In edition nine of our ‘Faces behind the Business’ series two, we caught up with Paul Duhaney, Artist Director of Africa Oyé; the UK’s largest Festival of African Music & Culture.
When did you first get into this industry?
My first experiences in event organising was back in 1992 where I was part of a collective who produced a weekly club night in North London, which was born out of the crackdown on the outdoor rave scene in the UK.
There were about 10 of us who were all DJs and creatives who did everything in-house, from designing and distributing the flyers to booking the weekly guest DJs and performers, to organising the memberships. We started with about 25 people and ended up with about 400 (which was capacity), and was quite successful. Looking back, it was very good grounding for the work I do now.
And in what was perhaps foreshadowing, I also visited Liverpool on my trips up north following Spurs, going to Kirklands and Cream, and fell in love with the city during that time. So much so that we would still end up staying in Liverpool even if Spurs were playing away in Manchester!
How long have you worked at Africa Oyé and what is your job role?
I have worked for Africa Oyé since I moved to the city in autumn 1999, initially beginning as a trainee via an organisation called MST. At that time I was also participating in an Event Management course at Liverpool Community College, eventually securing full time employment with Oyé in 2000.
Over the next decade I was mentored by the now-retired, founder of the festival, Kenny Murray, who helped me learn all aspects of event management, festival delivery and – most importantly – the music of Africa. I continued to work alongside Kenny until I became Artist Director of the organisation in 2013.
What is Africa Oyé’s ethos?
It’s quite simple really – to bring the best live music from Africa and the diaspora to Liverpool for people to enjoy. The festival aims to promote positive images of Africa by programming new and existing musicians each year. We’re fully inclusive and – at present – free to attend, meaning everyone has access to an International music festival for at least one weekend a year.
What’s the best bit of advice you could give to anyone looking at working in your line of work?
I think training is really important, but what I found really beneficial on the event management course I participated in, was working on actual events alongside learning the theory. Aspects like health and safety and all the legislation that comes with putting events on – I found that I learnt more from the experience of planning and delivering events themselves; so get that practical experience while you’re learning where you can.
What do you love most about Liverpool?
As I referred to earlier, I fell in love with the city long before I even moved here. As fate would have it, I met my wife in London in 1998, and she happened to be from Liverpool; my children were both born here too.
Liverpool is a unique city. I love the humour, the creativity, the passion and the warmth. It’s by no means perfect, but the fact that we have people constantly moving from London, the UK and the rest of the world to live, work and study here, is a testament to how much the city has progressed in the 22 years since I moved here.
If you could describe your business in 3 words what would they be?
Progressive – Passionate – Inclusive.
Are you a business in the Liverpool City Region and want to feature in our Faces Behind the Business series?
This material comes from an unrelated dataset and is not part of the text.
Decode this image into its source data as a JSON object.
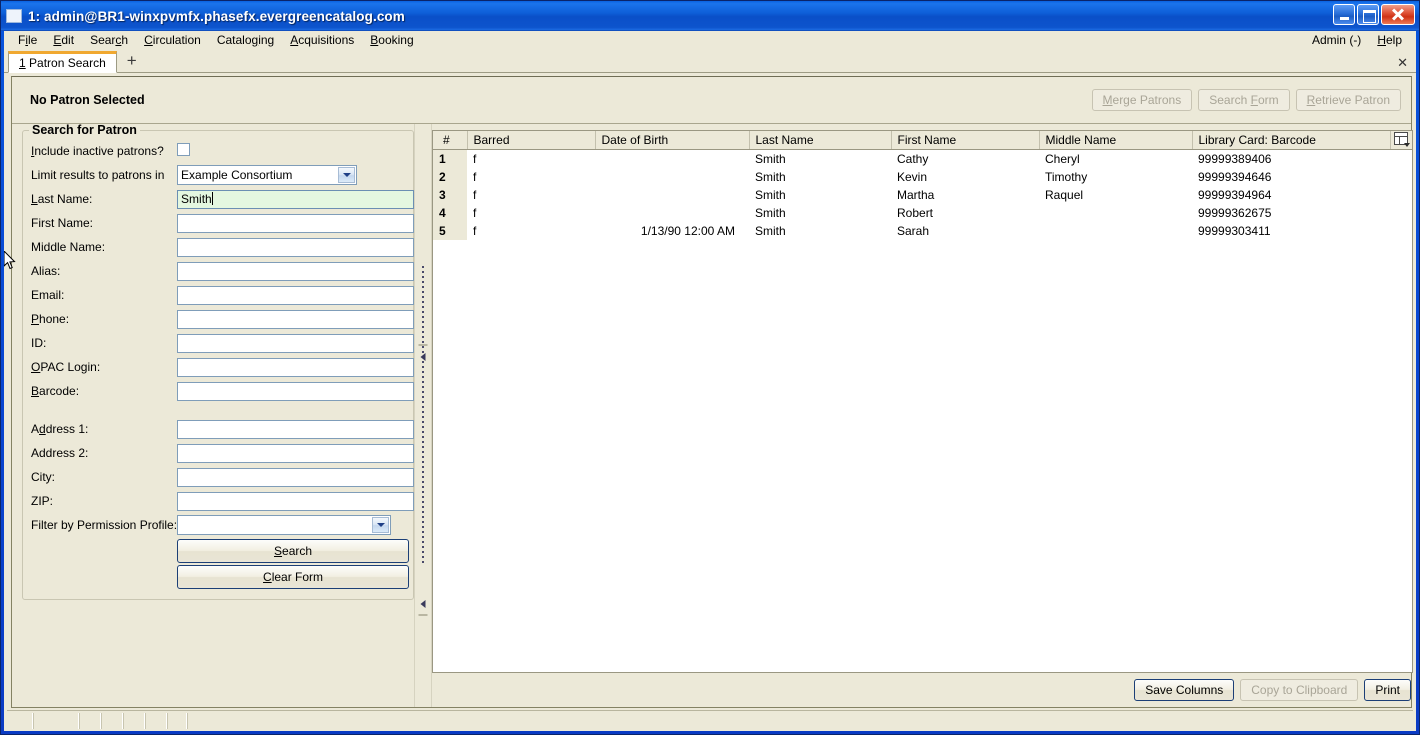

Contact us now by emailing firstname.lastname@example.org or get us on WhatsApp on 07568 532 537.